A City Council oversight committee held a hearing Friday to review the operations of the oft-forgotten cemetery at Hart Island, New York City's potter's field, where some 850,000 people are buried, most of whom are either unclaimed, unidentified or whose families couldn't afford a funeral.
The Council was receptive to the pleas of advocacy groups to improve public access to the island, purportedly the world's largest tax-funded cemetery, particularly for those whose loved ones are buried there and for better record-keeping.
The island, located off the Bronx in the Long Island Sound, is currently run by the Department of Corrections, who ferries prisoners from Rikers Island four days a week to bury the city's indigent and stillborn babies in mass graves.
In 2010, 1,146 bodies, 670 adults and 476 infants, were laid to rest on Hart Island in pine-box coffins, which are stacked three deep in trenches 36 inches below the surface. Each grave can contain between 150 to 162 adults or 1,000 infants, according to a city council hearing brief. Every year, 60 to 80 bodies are exhumed when family or friends are able to claim the individuals.
Presently the DOC forbids journalists and the general public from accessing Hart Island. Trespassing is punishable by up to two years in prison.
Family members of those buried in the cemetery are allowed a supervised visit to a small gazebo near the dock on Hart Island where a memorial service is then held. Family members are not, however, allowed to visit the actual gravesite of their loved ones.
Melinda Hunt, who works with the non-profit group The Hart Island Project, testified Friday that families of the deceased also have to undergo an arduous process, navigating miles of red tape, in order to arrange a visit.
"New York City is the only municipality to require people to acquire a death certificate prior to visiting their public cemetery," she said at the hearing, adding that there is no law in New York State that requires proof of a legal relationship in order to visit a potter's field.
Hunt was joined by Mae Jean Adams, a chef and former New York City resident, who gave birth to a stillborn child in 1995. Due to a clerical error, it took Adams 14 years to confirm her son was buried on Hart Island. Hunt told The Huffington Post that Adams will not visit until she is allowed to see the actual spot on Hart Island where her son is buried.
"The fact is that we are denying very basic rights of citizens to perform a universal ritual of visiting a person's grave," Hunt said.
DOC officials testified that they hope to digitize all the burial records from the island by the end of 2011 and are working on providing more physical access to the island. A concern for the DOC is that there are currently no public restrooms or water fountains on Hart Island.
Owen Rogers, who works with the group Picture The Homeless, one of two civilian groups allowed to visit the island on a monthly basis, said the DOC once threatened to revoke the group's visiting rights if they didn't change some wording regarding Hart Island on their website from "mass graves" to "communal burial plots."
Rogers said Hart Island in its current form is a "prison for the dead" and that "it should not be run like a prison."

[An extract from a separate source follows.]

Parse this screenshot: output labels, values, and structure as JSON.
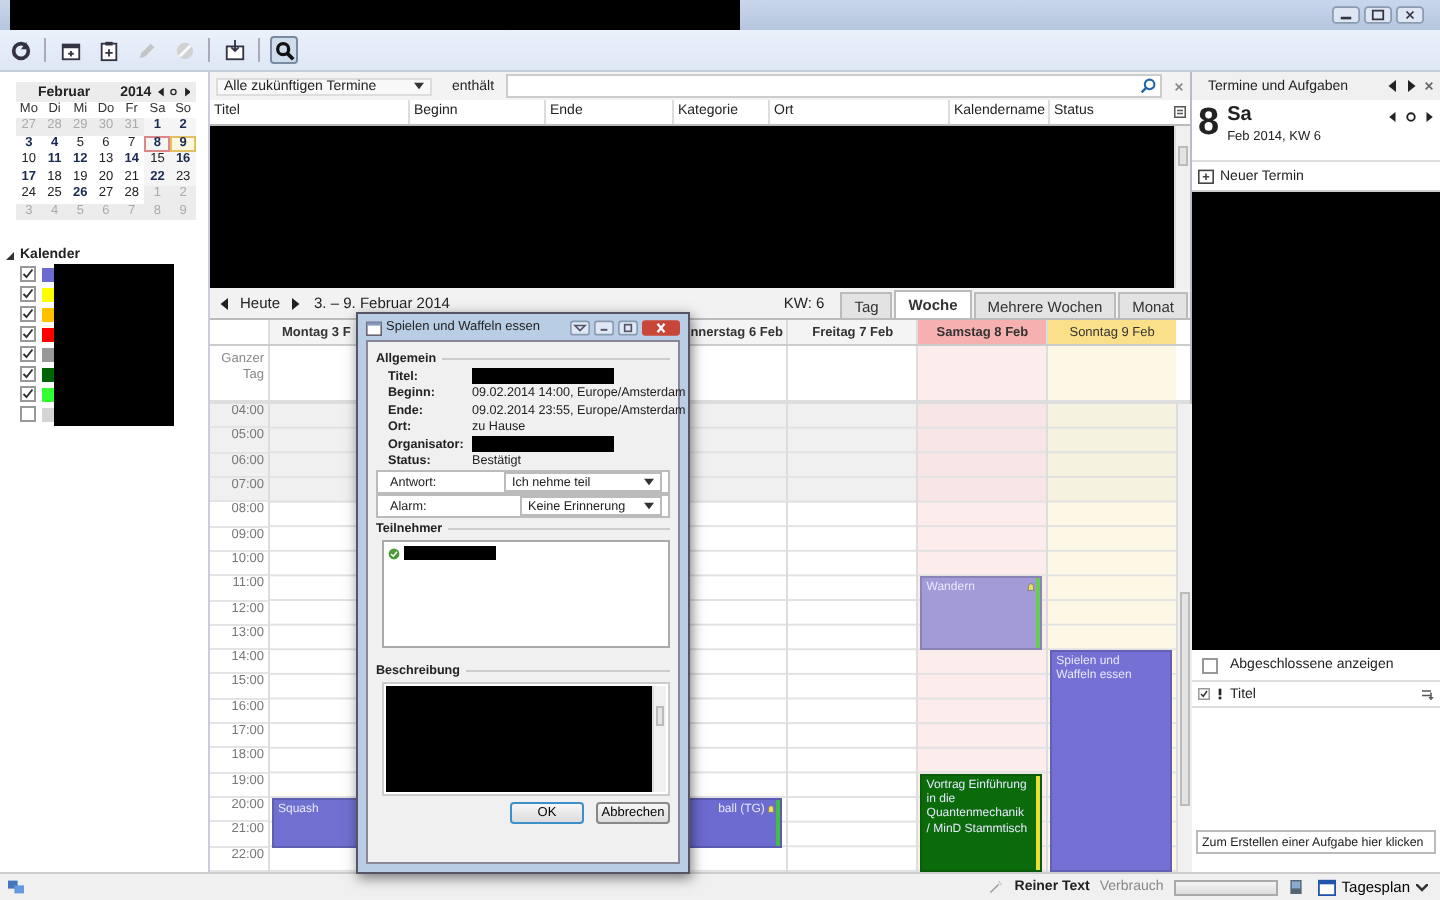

City Councilwoman Elizabeth Crowley told The Huffington Post she was "open to the possibility" of letting the Parks Department take over the operations at Hart Island and would like to make it accessible to the public. She is planning a fact-finding tour of the island with other city council members.
Crowley also said she wanted to see many of the structures on the island preserved. Michael Miscione, official historian of the borough of Manhattan, testified that there are abandoned Cold War-era missile silos on the island, as well as a peace monument erected by inmates after World War II and the former site of a Civil War-era POW camp.
WATCH An ABC Report About Hart Island From 1978: